◆ WORK INSTRUCTIONS: Tally every line of the listing below that holds "welcome", then give the tally alone.

◆ DATASET ENTRIES:
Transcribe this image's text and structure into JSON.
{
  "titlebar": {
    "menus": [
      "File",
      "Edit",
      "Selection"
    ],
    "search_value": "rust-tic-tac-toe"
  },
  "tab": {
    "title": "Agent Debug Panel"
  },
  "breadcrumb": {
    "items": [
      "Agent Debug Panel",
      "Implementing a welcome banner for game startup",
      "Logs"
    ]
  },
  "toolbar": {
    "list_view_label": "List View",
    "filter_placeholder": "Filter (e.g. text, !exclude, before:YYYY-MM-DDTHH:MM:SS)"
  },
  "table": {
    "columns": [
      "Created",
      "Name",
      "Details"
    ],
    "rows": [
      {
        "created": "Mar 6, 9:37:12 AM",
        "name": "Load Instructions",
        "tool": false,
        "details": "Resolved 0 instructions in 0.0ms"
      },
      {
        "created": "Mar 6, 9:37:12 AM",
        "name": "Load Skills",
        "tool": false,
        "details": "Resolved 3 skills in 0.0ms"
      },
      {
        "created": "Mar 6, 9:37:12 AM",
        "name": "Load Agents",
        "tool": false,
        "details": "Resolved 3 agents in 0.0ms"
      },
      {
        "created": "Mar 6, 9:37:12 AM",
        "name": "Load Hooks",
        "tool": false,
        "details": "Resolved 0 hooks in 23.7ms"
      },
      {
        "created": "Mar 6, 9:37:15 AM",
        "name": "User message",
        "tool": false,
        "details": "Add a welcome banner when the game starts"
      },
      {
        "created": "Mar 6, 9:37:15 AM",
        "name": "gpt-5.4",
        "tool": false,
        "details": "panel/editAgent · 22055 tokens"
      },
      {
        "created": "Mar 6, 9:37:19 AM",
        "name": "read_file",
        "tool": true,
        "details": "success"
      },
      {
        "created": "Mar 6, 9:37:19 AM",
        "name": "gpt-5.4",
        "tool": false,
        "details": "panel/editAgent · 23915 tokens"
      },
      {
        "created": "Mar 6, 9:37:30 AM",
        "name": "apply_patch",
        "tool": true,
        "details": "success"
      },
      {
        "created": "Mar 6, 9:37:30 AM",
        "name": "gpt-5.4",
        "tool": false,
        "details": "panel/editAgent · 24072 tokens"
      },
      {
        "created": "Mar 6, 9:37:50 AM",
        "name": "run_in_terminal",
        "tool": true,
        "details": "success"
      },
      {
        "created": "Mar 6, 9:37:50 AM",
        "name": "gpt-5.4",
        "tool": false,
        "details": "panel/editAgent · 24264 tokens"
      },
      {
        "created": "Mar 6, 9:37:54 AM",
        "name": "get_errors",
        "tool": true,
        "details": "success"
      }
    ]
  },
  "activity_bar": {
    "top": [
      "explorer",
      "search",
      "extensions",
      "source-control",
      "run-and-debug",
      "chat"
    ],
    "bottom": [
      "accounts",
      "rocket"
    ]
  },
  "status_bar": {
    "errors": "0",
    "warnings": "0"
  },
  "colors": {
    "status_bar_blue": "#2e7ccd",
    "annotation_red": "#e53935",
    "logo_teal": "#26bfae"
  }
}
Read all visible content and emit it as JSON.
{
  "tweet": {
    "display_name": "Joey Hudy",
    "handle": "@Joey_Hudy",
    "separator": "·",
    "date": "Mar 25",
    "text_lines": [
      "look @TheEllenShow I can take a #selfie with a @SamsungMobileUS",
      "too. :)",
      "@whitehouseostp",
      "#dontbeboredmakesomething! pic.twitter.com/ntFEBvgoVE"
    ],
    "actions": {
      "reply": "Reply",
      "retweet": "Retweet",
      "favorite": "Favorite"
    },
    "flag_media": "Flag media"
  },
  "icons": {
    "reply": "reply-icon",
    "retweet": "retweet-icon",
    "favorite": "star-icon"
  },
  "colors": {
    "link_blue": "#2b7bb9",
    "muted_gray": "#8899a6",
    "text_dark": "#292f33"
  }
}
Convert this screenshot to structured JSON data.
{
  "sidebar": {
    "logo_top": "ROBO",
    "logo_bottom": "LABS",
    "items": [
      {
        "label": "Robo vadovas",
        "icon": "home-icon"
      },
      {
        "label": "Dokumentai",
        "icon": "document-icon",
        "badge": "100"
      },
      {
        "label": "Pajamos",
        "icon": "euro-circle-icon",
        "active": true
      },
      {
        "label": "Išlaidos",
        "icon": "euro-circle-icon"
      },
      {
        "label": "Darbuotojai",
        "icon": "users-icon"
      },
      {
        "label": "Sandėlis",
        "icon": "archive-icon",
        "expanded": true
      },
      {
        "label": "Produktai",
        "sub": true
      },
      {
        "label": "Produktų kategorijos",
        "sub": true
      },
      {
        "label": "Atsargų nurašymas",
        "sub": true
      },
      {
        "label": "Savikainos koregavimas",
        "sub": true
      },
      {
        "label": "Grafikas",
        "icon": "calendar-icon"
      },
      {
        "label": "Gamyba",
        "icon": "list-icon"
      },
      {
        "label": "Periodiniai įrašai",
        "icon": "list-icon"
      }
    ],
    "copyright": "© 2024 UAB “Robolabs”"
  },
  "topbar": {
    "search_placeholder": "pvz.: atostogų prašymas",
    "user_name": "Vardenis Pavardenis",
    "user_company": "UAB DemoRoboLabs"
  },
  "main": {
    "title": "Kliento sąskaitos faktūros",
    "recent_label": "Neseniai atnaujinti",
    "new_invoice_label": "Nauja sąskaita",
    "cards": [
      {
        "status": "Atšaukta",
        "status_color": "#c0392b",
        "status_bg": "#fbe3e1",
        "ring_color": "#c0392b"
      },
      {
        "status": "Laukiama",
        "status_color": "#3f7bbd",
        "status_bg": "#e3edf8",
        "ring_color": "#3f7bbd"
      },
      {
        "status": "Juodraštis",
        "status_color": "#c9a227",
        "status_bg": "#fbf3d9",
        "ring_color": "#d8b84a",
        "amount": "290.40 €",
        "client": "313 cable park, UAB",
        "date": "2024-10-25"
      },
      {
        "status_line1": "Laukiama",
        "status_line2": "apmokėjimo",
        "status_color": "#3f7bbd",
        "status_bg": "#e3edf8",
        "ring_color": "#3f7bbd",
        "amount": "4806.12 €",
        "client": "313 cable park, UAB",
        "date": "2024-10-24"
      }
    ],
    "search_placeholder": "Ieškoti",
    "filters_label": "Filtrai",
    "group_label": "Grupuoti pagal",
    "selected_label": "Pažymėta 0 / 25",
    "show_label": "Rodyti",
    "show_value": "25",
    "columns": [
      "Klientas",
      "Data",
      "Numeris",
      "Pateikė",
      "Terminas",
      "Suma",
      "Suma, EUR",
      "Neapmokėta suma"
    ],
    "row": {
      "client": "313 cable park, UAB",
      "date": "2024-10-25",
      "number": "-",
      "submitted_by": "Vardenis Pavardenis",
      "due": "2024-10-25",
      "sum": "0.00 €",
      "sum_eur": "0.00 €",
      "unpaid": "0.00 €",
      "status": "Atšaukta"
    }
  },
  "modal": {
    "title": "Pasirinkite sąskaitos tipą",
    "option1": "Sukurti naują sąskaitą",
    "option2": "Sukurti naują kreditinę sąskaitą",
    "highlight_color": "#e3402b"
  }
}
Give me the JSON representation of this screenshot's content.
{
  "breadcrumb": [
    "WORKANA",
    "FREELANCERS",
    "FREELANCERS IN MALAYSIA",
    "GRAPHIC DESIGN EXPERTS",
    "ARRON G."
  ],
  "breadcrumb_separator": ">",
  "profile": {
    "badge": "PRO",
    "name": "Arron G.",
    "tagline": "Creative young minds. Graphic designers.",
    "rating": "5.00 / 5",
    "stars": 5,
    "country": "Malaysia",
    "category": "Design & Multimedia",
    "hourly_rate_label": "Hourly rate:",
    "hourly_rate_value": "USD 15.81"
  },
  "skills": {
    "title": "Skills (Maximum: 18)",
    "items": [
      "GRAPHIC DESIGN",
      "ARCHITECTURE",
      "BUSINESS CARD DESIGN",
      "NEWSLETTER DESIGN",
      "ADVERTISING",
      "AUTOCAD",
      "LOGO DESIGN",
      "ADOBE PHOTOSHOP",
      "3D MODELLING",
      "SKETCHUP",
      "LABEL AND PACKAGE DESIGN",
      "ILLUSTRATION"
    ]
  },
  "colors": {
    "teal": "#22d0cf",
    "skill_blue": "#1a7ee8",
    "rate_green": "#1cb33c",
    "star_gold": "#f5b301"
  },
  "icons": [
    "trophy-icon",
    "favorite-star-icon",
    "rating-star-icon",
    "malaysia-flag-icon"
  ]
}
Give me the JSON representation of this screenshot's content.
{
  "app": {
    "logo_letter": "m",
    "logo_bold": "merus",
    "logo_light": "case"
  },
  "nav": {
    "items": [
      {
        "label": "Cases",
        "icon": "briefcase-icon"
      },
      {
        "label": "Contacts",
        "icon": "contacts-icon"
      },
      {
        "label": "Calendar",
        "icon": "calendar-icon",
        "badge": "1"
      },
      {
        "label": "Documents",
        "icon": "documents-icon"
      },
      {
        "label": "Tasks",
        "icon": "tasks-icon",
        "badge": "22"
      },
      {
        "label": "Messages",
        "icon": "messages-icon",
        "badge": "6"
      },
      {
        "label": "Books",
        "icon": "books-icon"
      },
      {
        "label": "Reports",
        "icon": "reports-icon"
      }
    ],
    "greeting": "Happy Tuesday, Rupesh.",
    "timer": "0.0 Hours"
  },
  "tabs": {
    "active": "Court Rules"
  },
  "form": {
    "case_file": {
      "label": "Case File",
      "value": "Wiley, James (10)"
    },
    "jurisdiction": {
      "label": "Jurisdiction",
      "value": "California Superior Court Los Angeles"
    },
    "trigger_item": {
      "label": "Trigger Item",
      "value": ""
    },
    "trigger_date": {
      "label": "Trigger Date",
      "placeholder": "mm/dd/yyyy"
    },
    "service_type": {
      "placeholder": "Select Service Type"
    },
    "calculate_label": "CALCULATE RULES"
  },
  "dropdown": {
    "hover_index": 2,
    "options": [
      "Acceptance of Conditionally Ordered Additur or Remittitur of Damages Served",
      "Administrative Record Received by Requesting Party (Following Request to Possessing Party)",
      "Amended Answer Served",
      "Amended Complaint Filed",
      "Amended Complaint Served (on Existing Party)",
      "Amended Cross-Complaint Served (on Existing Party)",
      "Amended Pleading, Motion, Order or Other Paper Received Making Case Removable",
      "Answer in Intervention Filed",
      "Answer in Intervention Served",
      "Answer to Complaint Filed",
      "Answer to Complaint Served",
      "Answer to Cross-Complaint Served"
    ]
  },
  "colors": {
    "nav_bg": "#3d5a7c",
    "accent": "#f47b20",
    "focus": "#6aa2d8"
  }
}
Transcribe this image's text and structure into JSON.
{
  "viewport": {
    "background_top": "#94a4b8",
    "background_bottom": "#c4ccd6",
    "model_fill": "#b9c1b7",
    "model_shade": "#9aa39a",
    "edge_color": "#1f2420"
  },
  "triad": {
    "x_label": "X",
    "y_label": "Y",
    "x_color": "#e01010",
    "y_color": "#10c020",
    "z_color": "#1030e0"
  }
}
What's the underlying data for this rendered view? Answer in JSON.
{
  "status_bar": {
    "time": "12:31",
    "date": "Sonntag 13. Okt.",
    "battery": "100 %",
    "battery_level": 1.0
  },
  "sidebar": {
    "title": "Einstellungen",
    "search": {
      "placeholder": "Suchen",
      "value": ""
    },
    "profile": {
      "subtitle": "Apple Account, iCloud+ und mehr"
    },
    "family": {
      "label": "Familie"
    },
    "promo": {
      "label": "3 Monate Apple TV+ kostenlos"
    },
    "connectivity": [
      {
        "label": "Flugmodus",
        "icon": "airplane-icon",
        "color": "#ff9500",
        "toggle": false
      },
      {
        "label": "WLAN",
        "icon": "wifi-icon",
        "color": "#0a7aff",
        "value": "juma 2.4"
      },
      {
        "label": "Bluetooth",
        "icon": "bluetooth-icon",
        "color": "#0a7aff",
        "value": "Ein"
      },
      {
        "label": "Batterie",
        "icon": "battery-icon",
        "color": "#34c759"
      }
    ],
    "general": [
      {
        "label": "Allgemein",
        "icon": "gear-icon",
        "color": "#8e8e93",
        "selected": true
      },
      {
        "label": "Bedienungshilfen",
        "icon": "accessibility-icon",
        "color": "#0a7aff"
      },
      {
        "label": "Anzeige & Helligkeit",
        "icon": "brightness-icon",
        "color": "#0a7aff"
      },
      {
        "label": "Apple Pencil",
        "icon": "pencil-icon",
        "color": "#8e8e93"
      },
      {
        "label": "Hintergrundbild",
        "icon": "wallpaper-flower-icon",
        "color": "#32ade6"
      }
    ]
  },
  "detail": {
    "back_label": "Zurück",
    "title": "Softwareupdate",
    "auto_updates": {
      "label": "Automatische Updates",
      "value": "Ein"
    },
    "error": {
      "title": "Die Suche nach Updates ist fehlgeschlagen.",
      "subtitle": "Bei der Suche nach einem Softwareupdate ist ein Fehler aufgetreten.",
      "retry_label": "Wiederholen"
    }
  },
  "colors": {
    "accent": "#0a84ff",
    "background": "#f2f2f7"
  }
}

◆ EXPECTED ANSWER: 2